● PROBLEM DETAILS
Report how many lines in the records hold the string "kind"; give the number and nothing else.

(Data about app and page elements)

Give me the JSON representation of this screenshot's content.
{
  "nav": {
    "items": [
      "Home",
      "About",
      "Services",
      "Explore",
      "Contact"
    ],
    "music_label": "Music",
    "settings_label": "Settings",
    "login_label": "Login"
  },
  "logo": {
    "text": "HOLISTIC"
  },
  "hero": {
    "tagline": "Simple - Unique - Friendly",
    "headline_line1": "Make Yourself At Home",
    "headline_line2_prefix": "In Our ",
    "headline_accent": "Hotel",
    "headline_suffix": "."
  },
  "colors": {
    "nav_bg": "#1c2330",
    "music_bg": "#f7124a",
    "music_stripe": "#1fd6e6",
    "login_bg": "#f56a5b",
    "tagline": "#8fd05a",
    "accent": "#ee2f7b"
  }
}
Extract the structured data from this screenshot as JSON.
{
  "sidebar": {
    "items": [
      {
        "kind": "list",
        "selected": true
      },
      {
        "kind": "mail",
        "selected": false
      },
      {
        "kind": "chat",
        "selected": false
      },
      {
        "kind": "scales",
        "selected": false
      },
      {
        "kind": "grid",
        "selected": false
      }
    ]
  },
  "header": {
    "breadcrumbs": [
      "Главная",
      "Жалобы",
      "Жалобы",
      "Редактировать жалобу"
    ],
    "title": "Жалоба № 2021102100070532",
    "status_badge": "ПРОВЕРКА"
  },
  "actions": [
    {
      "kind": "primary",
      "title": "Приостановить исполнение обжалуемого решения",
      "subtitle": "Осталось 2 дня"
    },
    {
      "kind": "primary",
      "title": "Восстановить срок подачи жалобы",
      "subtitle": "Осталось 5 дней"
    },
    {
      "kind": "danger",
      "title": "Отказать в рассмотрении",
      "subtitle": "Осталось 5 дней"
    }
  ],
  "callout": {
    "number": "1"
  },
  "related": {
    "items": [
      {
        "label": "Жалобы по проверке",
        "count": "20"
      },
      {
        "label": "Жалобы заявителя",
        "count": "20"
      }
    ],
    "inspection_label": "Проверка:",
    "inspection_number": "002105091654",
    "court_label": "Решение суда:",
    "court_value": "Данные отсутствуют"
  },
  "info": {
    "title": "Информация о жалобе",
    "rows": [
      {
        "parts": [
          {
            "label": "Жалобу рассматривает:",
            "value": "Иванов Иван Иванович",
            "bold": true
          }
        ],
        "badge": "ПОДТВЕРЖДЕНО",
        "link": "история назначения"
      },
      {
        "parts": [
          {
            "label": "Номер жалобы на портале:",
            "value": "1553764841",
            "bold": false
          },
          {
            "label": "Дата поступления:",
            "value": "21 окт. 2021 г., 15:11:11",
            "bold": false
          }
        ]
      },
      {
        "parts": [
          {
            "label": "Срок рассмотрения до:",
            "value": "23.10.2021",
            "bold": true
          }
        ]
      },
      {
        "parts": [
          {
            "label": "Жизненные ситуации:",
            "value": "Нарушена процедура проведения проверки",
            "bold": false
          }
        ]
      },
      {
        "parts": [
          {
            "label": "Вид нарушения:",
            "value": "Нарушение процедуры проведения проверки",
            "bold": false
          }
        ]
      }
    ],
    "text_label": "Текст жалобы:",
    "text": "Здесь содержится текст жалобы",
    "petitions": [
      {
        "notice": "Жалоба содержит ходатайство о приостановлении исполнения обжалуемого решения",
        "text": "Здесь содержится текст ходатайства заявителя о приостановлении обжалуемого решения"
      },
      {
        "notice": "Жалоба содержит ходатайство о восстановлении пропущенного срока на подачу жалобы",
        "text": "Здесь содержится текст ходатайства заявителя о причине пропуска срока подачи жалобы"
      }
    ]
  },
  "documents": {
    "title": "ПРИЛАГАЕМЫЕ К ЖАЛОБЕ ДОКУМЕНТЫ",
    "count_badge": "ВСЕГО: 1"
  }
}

● SOLUTION FOR THIS TASK
8